_Exercise aim_
Search through the entries for the word "data" and copy every line that has it.

* * * * * * *

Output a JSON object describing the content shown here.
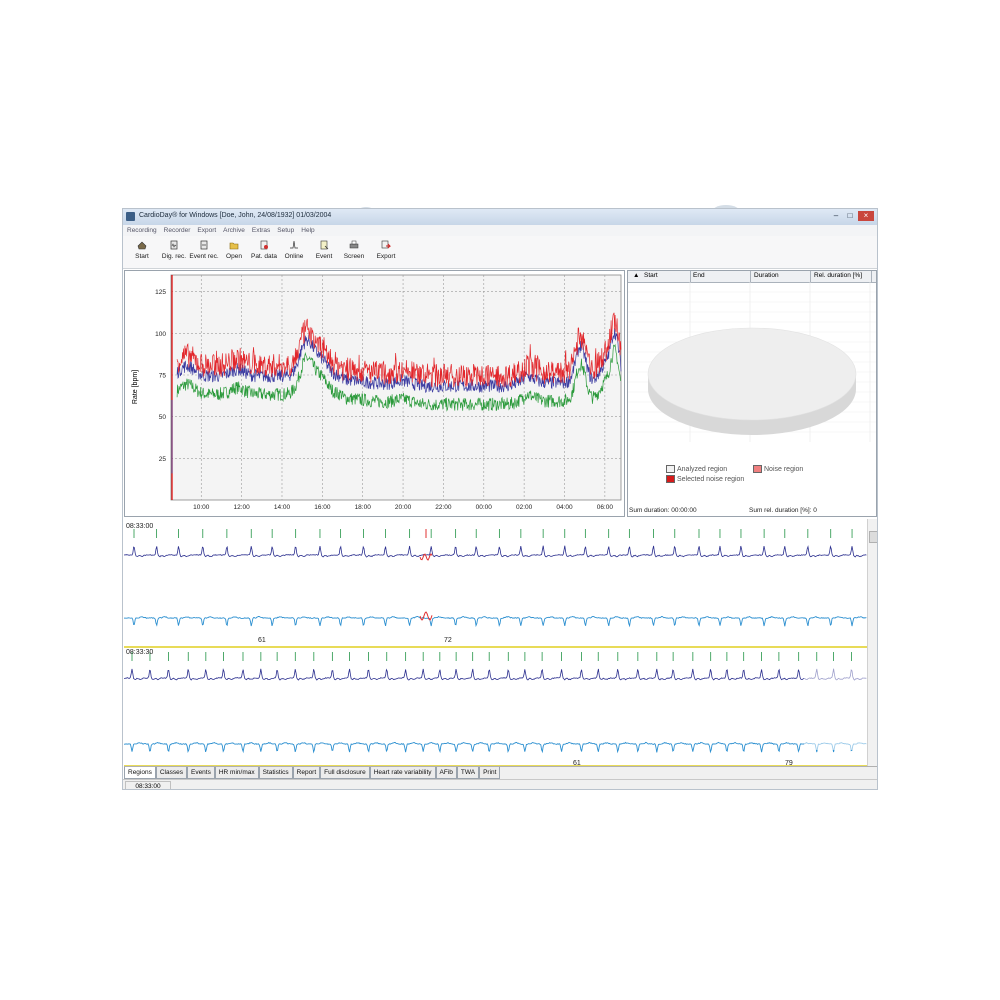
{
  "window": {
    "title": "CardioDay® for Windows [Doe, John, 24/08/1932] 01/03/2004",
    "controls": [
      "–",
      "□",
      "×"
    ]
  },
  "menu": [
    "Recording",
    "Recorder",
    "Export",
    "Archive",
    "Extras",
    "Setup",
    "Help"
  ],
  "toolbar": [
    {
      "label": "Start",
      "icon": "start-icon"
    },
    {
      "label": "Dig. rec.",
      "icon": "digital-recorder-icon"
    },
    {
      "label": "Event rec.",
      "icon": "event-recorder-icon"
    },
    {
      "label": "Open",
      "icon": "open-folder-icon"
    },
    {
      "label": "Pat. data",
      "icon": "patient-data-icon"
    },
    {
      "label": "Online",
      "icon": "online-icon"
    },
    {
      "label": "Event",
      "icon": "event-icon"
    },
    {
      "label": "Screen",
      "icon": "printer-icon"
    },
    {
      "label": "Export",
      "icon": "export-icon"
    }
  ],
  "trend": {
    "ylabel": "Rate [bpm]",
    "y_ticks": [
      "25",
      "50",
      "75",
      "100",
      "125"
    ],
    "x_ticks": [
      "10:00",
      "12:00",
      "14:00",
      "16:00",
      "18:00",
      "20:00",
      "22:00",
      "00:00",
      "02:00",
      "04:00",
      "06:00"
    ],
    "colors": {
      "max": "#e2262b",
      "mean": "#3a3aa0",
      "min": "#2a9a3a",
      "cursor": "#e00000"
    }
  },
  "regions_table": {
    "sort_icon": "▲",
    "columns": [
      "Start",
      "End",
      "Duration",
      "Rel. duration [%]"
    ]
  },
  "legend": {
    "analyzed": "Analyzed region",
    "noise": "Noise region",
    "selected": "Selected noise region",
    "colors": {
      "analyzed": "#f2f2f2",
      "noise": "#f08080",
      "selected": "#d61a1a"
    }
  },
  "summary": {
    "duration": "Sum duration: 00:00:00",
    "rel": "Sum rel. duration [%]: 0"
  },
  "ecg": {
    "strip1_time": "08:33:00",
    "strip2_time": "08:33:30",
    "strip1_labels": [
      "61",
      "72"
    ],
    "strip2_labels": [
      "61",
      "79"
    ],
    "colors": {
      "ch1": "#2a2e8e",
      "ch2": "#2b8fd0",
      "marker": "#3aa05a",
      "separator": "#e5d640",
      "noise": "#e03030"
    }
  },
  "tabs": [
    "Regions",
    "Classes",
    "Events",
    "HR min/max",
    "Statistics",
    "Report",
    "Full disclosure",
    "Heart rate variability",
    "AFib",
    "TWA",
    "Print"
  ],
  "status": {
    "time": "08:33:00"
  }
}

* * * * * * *

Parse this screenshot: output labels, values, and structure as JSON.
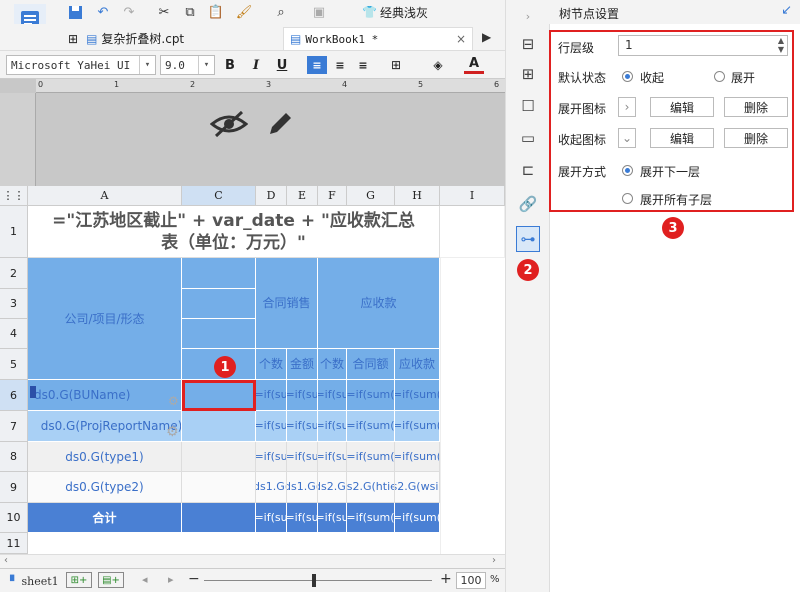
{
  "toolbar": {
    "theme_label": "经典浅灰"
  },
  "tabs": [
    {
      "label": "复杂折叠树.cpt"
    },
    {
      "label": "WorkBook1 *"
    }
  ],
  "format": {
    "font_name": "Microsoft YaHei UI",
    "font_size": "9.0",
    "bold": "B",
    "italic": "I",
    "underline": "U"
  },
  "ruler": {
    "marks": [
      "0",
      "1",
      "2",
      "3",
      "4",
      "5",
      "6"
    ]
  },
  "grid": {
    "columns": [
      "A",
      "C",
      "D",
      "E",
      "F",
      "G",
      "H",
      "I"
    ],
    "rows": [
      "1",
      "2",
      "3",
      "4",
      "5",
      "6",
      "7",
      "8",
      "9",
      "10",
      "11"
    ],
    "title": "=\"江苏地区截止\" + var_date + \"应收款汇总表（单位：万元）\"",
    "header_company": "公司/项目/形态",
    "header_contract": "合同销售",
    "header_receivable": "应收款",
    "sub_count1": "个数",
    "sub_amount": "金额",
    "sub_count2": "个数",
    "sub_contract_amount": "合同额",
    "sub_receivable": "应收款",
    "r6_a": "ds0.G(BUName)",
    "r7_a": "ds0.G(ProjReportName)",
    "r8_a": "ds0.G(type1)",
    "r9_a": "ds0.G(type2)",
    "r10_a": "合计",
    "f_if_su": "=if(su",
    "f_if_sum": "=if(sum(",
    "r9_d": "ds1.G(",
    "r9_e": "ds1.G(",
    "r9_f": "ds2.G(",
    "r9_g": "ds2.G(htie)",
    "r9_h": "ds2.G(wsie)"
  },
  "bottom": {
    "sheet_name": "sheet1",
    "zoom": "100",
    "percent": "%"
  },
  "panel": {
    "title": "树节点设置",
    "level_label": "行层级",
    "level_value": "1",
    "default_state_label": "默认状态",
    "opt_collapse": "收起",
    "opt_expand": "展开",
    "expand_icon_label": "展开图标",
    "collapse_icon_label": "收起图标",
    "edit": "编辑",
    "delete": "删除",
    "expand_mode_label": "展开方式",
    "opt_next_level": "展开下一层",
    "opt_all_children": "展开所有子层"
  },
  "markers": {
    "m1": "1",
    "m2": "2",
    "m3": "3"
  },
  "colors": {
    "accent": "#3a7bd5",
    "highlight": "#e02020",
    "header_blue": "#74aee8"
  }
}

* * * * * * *

_Answer for the task_
      "label": "Pat. data",
      "icon": "patient-data-icon"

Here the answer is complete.